David Foster’s discussion of the numerous analogies – some helpful, some not – that have been spun from the Titanic disaster reminded me of an essay’s rather lovely job of spinning out for two pages a simple analogy. The verbal play within it does bring home a point. By Pico Iyer, it was one of those two-page essays in Time, when people read it. (Clint’s uncle still subscribes to it – I didn’t know anyone did – but bed ridden and in his eighties, he uses it mainly to rail against modernity – or what passes for it in Time.) Anyway, here’s “In Praise of the Humble Comma” – a short read but I’ll tempt you with the opening:

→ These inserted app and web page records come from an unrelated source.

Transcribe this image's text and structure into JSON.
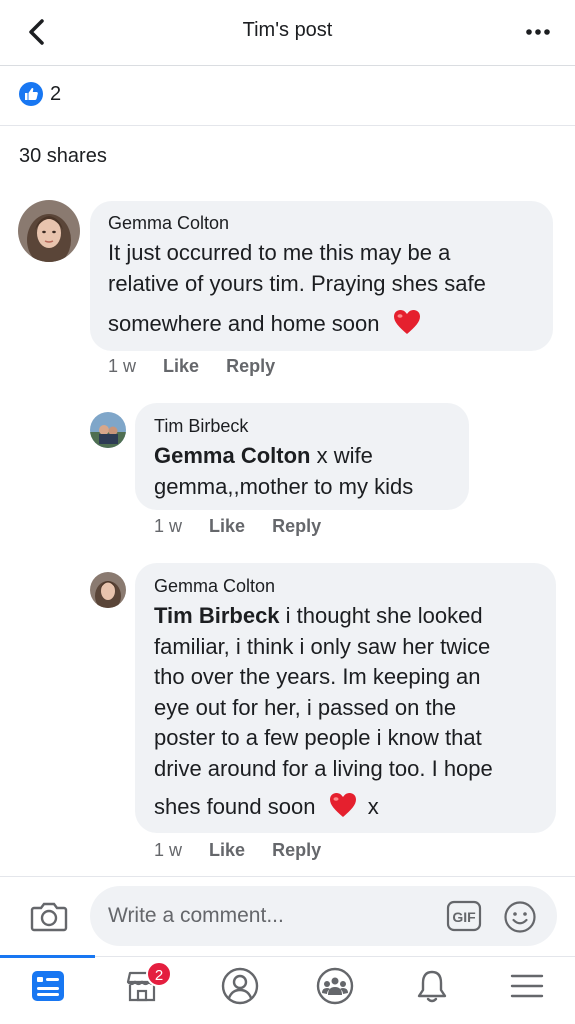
{
  "header": {
    "title": "Tim's post"
  },
  "reactions": {
    "like_count": "2"
  },
  "shares": {
    "label": "30 shares"
  },
  "comments": [
    {
      "author": "Gemma Colton",
      "lines": [
        "It just occurred to me this may be a",
        "relative of yours tim. Praying shes safe",
        "somewhere and home soon"
      ],
      "time": "1 w",
      "like": "Like",
      "reply": "Reply"
    },
    {
      "author": "Tim Birbeck",
      "tag": "Gemma Colton",
      "lines": [
        " x wife",
        "gemma,,mother to my kids"
      ],
      "time": "1 w",
      "like": "Like",
      "reply": "Reply"
    },
    {
      "author": "Gemma Colton",
      "tag": "Tim Birbeck",
      "lines": [
        " i thought she looked",
        "familiar, i think i only saw her twice",
        "tho over the years. Im keeping an",
        "eye out for her, i passed on the",
        "poster to a few people i know that",
        "drive around for a living too. I hope",
        "shes found soon",
        "x"
      ],
      "time": "1 w",
      "like": "Like",
      "reply": "Reply"
    }
  ],
  "composer": {
    "placeholder": "Write a comment..."
  },
  "tabbar": {
    "marketplace_badge": "2"
  },
  "colors": {
    "accent": "#1877f2",
    "bubble": "#f0f2f5",
    "badge": "#e41e3f",
    "heart": "#e5202e"
  },
  "icons": [
    "back-icon",
    "more-icon",
    "like-icon",
    "heart-emoji",
    "camera-icon",
    "gif-icon",
    "emoji-icon",
    "news-feed-icon",
    "marketplace-icon",
    "profile-icon",
    "groups-icon",
    "bell-icon",
    "menu-icon"
  ]
}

The gods, they say, give breath, and they take it away. But the same could be said — could it not? — of the humble comma. Add it to the present clause, and, of a sudden, the mind is, quite literally, given pause to think; take it out if you wish or forget it and the mind is deprived of a resting place. Yet still the comma gets no respect. It seems just a slip of a thing, a pedant’s tick, a blip on the edge of our consciousness, a kind of printer’s smudge almost. Small, we claim, is beautiful (especially in the age of the microchip). Yet what is so often used, and so rarely recalled, as the comma — unless it be breath itself?